In this post, I’m returning to a theme I initially explored in June, back when California was grappling with its budget crisis. Now, after nearly two months of additional struggle, we finally passed a bill that cut $26 billion and raised no new revenue, and now we learn that the governor has possibly illegally cut a further $500 million, taking the axe to children’s welfare ($80 million), health care ($400 million), Cal Grants (cut in half), HIV/AIDS Prevention and Treatment ($52 million), and domestic violence shelters (cut by 80%) . In addition to the moral insanity of attacking the most vulnerable of our citizens at a time when they are most in need of support one must add the economic insanity of believing that you can reduce government spending by $31 billion in the course of a single year (including both the February and July cuts) and not effect the state’s economic recovery.
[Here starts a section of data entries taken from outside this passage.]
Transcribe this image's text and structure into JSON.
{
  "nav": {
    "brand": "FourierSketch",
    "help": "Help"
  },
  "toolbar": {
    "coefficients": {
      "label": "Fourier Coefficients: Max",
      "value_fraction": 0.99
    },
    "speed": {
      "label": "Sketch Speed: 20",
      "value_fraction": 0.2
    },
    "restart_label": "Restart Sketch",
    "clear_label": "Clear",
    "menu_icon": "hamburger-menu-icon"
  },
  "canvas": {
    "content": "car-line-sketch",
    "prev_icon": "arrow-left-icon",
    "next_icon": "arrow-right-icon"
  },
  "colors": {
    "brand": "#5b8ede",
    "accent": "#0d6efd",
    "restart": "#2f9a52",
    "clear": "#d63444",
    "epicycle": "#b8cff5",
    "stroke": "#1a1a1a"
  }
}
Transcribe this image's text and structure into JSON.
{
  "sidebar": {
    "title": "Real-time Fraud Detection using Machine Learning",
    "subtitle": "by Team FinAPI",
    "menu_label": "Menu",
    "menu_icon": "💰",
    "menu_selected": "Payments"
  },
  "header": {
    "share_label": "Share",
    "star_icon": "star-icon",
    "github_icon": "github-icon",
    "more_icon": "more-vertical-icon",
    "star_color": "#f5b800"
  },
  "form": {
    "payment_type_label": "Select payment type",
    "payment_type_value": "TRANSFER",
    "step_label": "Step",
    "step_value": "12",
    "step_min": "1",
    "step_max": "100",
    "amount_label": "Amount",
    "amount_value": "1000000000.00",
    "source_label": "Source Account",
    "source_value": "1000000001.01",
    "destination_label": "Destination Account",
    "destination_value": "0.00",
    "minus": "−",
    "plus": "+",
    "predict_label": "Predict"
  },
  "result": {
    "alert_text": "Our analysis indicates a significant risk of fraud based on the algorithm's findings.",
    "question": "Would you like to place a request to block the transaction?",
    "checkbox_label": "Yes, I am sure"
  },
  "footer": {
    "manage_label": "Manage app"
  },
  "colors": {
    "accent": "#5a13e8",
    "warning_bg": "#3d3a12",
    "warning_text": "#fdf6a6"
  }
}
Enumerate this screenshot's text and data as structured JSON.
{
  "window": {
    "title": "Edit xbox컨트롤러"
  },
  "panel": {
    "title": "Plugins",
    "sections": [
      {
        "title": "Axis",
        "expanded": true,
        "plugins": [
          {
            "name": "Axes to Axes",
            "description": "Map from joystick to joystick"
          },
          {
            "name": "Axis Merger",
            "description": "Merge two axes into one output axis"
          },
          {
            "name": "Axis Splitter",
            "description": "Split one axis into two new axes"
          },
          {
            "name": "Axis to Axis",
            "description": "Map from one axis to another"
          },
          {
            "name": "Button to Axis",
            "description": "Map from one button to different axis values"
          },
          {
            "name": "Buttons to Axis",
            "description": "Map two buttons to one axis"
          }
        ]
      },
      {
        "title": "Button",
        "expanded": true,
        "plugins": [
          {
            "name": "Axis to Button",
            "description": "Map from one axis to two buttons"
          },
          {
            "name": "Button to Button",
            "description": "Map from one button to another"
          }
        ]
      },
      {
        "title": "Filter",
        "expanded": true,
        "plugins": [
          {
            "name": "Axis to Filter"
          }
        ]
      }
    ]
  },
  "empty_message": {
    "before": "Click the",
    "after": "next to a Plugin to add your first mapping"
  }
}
Lest this be seen as merely a California problem, a recent report by the National Governors Association notes that the collective budget shortfalls of the fifty states comes to a collective $200 billion shortfall. Given that the total Federal economic stimulus for this year only comes to about $400 billion, we are forced to recognize that our system of state government budgeting and finance is creating a massive economic undertow, weakening the impact of Keynesian stimulus by cutting spending and raising taxes (although they’ve been doing a lot more of the former than the latter).